Storytelling Broadcasts: 1944-1960s
How did CKLW tell stories on air?
Beginning in the mid-1940s, CKLW broadcasted a series of local history narrating programs, similiarly to nowadays' storytelling podcasts. The topics were strongly tied to regional history and local heritage. During the production stage of the program, the studio director would record the conversations and dialogues between the announcer and the guest, who would be the main speaker carrying out the topics. The recordings would be aired once a week, usually in the evenings on Saturdays. These recordings were sponsored and transcribed by Essex County Tourist Association, the predecessor of "Tourism Windsor Essex Pelee Island". The organization used this broadcasting program to promote local tourism and natural resources within Windsor and Essex County. It's a part of their marketing strategy to attract local and outside tourists to admire and enjoy their vacation in the region. Below are a few samples of the radio transcripts between 1953 and 1963.
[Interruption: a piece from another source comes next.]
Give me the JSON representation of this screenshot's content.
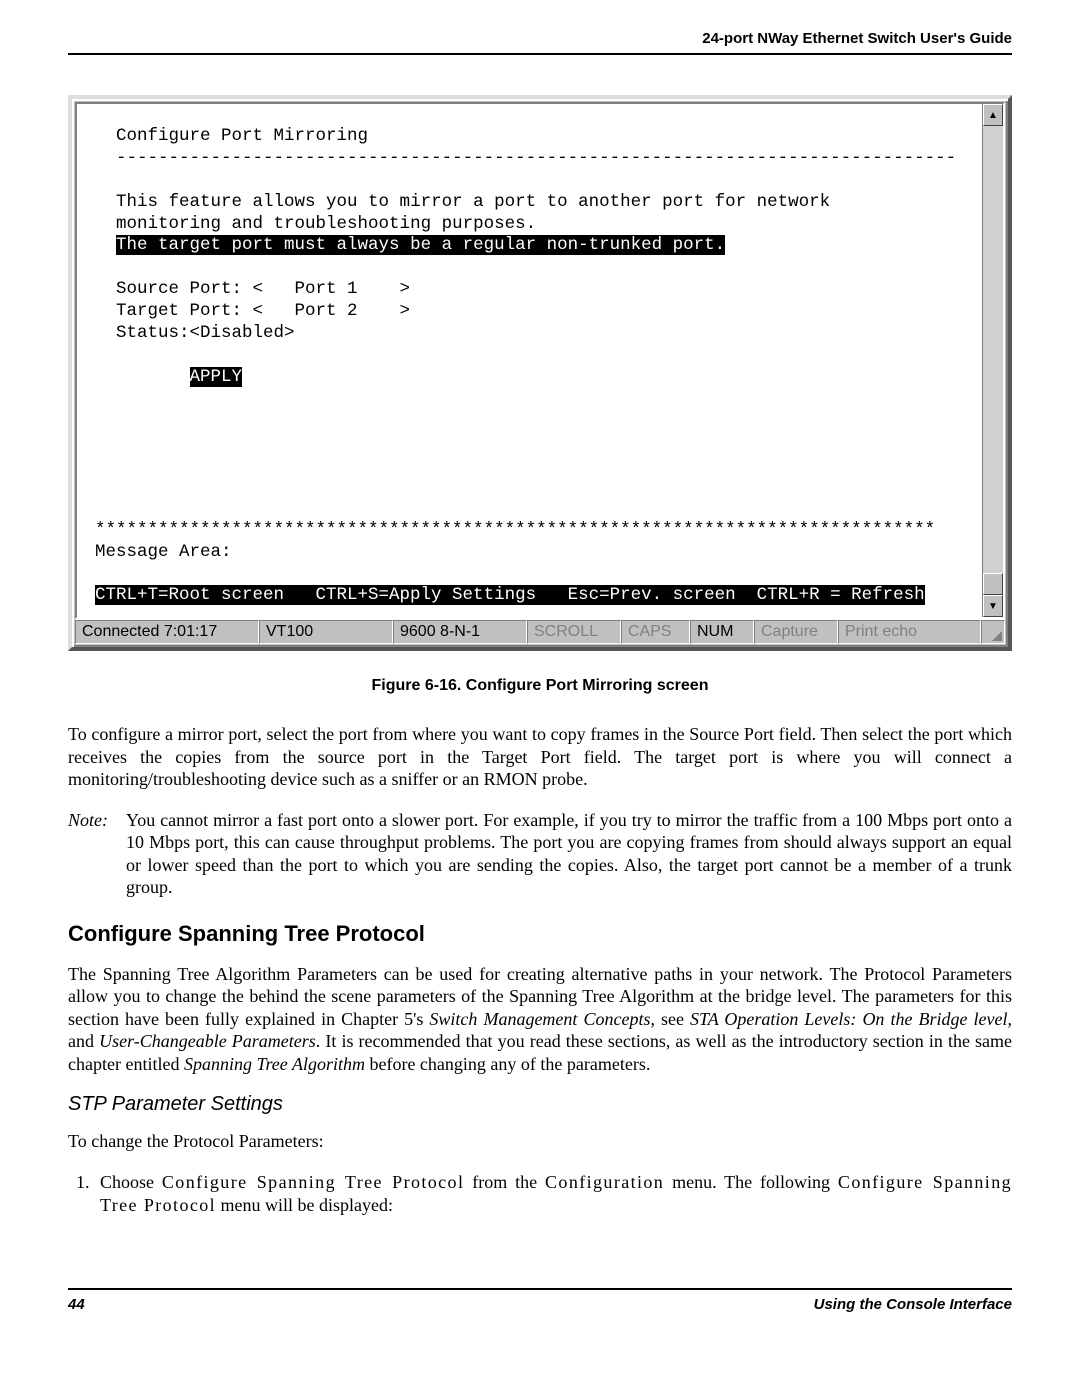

What was the format of these broadcasts?
The transcripts usually began with an introduction of the guest and the topic. Then, the guest speaker would read the script written prior to the recording session. An advertisement by the Essex County Tourist Association, the program's chief sponsorship, would interrupt the guest in the middle of the show. Oftentimes, the ads. provided information about local summer events or festivals on the weekend during the airtime. After that, the speaker would finish the speech and the annoucer would conlude the show. The closing comments usuaully included the information about the guest, the topic, and the schedule for the next broadcast. The following pages categorized all the transcripts to three major themes: "Public Works Developments", "Regional History", and "Memories and Recollections".
Who were the guest speakers?
The guests included of a variety of figures relevant to the topics they talked about. For example, the local historian, Mr. N.F. Morrison, who made frequent appearance for the show, spoke about the introduction of trolley cars in Essex County as well as early urban developments of Windsor. On the other hand, the superintendent of the National Historic Site of Fort Maiden, David P. Botsford, vividly portrayed regional involvements in the War of 1812. However, these speakers not only provided a general overview of the topics, but they also included people's perception and thoughts of the events during that time. The guest speakers would also mention how all their topics were tied to local memories and how historical events formed part of the region's identity.